(Given records)

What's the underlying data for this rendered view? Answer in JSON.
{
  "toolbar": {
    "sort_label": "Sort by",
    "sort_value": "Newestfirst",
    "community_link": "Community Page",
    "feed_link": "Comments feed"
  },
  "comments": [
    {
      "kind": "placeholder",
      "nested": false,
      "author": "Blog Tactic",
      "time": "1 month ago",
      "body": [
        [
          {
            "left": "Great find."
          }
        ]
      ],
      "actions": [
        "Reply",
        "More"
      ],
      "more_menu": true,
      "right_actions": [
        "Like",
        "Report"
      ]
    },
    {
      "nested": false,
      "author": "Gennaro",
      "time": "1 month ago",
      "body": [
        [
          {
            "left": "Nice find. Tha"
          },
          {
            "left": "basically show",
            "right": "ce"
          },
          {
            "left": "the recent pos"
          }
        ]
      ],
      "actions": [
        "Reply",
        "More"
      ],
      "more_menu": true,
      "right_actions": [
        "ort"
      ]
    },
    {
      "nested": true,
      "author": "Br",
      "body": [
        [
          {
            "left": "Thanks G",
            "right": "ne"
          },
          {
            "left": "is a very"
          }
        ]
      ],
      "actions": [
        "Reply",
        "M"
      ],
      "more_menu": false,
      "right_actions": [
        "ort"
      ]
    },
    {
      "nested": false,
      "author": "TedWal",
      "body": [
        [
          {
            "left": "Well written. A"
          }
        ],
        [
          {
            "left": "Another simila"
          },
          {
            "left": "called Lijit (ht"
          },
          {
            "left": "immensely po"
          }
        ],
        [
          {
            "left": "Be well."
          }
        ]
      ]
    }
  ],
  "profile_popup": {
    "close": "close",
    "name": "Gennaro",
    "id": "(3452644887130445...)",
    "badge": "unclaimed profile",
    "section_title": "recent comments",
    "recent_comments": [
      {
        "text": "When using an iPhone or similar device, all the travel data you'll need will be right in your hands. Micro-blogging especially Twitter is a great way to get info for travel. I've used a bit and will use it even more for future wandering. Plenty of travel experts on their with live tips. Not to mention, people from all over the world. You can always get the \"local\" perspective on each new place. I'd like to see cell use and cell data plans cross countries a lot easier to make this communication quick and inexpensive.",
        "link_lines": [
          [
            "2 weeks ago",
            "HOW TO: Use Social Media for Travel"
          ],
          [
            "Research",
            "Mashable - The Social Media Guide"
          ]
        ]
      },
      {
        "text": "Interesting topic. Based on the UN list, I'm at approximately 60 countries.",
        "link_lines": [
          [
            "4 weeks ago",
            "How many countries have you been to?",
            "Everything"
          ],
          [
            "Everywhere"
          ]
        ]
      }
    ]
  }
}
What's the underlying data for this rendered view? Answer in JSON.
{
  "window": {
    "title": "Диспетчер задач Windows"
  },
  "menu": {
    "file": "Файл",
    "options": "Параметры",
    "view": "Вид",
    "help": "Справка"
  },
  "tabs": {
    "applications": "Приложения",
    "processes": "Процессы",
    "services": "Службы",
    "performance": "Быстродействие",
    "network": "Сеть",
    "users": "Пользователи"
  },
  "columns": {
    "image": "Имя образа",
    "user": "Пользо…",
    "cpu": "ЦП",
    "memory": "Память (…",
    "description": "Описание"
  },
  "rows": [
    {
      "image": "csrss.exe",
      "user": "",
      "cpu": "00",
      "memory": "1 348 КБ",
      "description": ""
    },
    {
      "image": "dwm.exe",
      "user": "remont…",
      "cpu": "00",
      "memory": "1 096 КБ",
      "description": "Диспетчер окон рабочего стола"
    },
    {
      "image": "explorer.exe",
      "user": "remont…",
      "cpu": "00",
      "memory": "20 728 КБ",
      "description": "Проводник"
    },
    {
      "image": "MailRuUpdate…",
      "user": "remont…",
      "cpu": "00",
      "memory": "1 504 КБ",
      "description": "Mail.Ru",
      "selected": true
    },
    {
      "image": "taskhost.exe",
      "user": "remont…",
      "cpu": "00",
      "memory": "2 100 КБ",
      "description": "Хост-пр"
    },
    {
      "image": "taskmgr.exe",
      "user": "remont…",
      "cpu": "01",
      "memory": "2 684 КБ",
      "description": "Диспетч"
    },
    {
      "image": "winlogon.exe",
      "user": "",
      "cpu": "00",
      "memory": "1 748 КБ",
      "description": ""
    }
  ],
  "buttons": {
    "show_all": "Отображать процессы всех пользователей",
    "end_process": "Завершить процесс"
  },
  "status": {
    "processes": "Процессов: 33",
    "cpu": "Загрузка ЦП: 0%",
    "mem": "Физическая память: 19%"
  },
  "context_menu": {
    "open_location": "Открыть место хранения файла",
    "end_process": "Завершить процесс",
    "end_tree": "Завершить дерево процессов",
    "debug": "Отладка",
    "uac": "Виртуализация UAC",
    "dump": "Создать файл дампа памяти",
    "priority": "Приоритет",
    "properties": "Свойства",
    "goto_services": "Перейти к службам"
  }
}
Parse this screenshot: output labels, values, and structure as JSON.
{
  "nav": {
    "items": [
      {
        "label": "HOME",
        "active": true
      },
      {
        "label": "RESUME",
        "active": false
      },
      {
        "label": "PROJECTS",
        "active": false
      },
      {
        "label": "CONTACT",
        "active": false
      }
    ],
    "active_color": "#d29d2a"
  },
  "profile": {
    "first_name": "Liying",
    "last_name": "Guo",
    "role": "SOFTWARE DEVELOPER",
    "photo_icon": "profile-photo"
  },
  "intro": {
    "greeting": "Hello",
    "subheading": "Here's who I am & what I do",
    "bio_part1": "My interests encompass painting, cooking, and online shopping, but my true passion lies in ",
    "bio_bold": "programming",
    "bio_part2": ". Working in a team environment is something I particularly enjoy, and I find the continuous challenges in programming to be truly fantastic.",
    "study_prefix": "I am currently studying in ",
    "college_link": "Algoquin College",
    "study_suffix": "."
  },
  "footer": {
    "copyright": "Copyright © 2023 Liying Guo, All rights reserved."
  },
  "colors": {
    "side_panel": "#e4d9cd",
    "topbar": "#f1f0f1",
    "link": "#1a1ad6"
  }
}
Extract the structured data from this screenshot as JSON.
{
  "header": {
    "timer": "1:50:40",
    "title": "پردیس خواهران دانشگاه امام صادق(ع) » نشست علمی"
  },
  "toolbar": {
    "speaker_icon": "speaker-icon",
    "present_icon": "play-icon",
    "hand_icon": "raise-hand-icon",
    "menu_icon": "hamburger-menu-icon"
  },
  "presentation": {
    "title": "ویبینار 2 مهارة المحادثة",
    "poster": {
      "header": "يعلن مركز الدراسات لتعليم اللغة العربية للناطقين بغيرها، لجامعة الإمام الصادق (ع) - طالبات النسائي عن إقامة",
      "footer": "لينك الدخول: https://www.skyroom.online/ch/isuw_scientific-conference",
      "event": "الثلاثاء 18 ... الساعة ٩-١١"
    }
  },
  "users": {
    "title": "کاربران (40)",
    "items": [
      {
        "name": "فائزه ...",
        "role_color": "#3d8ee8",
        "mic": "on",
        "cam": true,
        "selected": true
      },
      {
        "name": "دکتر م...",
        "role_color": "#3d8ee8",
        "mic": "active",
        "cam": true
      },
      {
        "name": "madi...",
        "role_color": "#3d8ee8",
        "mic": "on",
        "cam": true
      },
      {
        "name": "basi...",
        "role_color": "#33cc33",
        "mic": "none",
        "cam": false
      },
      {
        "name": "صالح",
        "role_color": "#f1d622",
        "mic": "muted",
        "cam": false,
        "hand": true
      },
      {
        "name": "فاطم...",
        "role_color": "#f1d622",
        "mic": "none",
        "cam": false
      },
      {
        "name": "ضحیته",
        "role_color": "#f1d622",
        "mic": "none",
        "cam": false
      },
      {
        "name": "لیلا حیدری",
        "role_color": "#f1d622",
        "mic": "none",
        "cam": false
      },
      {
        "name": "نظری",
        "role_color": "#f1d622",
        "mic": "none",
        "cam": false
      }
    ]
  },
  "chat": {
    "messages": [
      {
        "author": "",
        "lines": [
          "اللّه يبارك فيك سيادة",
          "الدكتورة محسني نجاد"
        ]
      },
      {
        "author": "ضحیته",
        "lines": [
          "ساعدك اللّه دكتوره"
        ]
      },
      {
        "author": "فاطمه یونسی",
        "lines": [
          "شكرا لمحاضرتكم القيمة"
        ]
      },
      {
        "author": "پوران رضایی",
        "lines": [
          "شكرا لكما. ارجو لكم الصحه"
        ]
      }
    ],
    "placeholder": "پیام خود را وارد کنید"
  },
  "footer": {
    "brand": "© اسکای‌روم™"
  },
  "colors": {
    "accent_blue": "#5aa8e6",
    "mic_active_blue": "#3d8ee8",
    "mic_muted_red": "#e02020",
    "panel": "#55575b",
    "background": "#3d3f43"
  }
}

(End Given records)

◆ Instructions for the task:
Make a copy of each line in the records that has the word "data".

◆ Output for this task:
What's the underlying data for this rendered view? Answer in JSON.
        "text": "When using an iPhone or similar device, all the travel data you'll need will be right in your hands. Micro-blogging especially Twitter is a great way to get info for travel. I've used a bit and will use it even more for future wandering. Plenty of travel experts on their with live tips. Not to mention, people from all over the world. You can always get the \"local\" perspective on each new place. I'd like to see cell use and cell data plans cross countries a lot easier to make this communication quick and inexpensive.",
What's the underlying data for this rendered view? Answer in JSON.
Extract the structured data from this screenshot as JSON.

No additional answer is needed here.